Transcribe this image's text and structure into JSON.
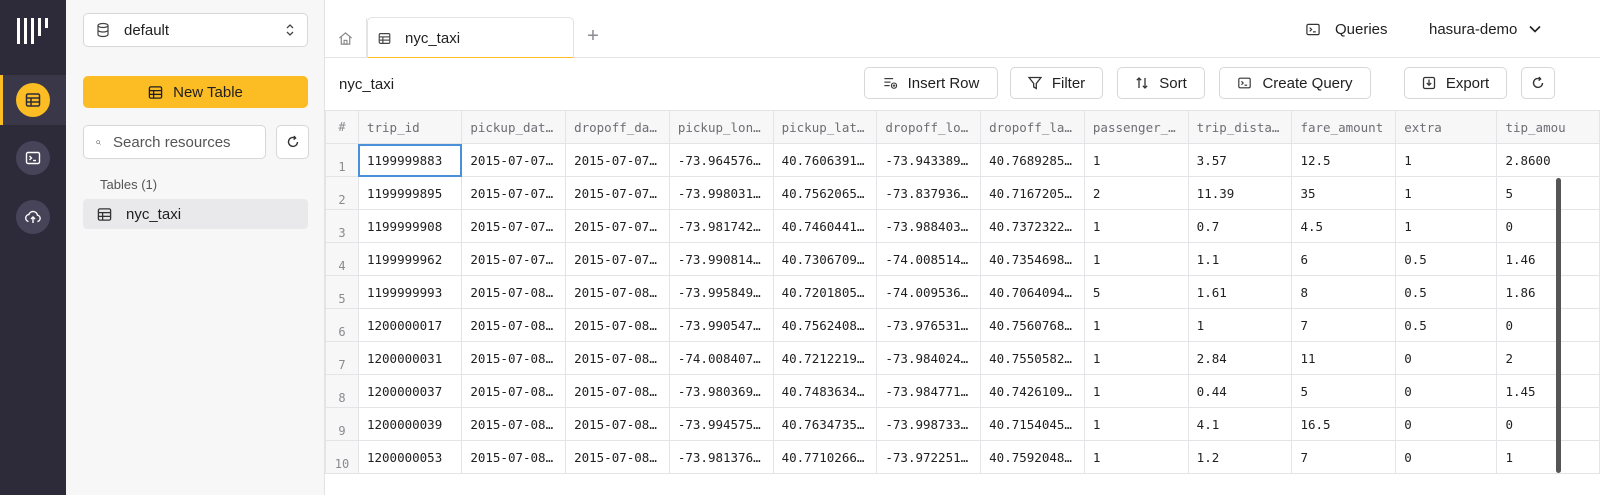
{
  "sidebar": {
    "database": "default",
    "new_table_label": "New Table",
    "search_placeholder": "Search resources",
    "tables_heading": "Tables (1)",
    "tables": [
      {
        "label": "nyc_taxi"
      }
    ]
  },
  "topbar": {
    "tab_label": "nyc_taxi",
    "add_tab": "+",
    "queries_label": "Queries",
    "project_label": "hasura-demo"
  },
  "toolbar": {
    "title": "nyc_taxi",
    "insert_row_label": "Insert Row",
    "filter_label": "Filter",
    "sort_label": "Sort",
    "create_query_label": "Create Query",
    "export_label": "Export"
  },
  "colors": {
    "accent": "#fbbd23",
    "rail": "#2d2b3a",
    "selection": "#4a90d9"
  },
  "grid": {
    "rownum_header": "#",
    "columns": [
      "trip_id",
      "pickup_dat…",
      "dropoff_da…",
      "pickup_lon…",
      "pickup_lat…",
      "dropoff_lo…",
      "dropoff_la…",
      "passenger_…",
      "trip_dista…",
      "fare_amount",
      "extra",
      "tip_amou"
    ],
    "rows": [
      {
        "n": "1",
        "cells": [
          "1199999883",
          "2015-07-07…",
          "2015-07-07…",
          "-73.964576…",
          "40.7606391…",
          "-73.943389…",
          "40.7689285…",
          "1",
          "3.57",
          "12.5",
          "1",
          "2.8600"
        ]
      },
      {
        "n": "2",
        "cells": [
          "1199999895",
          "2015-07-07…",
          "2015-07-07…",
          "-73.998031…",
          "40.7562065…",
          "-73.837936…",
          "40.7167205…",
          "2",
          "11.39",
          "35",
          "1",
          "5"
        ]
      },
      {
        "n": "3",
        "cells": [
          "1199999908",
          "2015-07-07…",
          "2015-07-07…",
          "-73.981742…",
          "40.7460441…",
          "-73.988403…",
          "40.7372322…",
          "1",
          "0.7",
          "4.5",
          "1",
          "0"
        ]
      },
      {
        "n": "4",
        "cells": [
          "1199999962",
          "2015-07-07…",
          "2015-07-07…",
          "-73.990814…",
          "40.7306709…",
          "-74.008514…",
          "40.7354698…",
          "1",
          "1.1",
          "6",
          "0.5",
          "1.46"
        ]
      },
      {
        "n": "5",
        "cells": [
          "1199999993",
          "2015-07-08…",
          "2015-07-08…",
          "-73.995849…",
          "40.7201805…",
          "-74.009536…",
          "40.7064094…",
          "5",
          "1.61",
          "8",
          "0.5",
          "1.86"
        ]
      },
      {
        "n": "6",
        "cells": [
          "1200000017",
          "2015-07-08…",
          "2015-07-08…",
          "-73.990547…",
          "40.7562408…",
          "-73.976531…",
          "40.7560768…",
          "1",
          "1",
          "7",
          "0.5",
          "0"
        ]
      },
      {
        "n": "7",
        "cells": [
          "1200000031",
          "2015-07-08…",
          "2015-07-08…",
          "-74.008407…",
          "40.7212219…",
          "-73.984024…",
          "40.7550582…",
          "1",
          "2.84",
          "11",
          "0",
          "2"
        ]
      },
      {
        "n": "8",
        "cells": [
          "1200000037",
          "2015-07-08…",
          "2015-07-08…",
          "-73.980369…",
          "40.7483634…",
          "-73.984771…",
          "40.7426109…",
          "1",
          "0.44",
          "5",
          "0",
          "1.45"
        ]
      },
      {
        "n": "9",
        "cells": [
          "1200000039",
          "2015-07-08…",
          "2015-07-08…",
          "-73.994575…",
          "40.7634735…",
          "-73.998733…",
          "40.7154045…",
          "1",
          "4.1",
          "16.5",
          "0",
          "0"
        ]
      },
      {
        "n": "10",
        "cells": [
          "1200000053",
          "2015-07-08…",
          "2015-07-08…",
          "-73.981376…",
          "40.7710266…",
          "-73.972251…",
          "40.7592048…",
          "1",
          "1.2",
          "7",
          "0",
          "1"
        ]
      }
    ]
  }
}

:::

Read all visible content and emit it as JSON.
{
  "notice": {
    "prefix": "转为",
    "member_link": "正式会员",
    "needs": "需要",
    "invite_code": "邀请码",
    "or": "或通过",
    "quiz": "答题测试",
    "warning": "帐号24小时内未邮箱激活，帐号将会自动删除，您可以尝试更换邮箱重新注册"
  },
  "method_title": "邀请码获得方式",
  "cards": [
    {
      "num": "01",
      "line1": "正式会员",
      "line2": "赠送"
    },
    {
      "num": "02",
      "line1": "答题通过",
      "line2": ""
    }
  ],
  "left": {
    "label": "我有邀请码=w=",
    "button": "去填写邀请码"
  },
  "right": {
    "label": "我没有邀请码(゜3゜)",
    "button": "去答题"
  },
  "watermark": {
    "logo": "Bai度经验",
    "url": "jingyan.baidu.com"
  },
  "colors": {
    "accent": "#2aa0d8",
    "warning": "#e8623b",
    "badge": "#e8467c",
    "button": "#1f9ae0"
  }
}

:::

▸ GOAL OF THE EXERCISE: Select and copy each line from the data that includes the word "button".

▸ RESPONSE TO THIS TASK:
    "button": "去填写邀请码"
    "button": "去答题"
    "button": "#1f9ae0"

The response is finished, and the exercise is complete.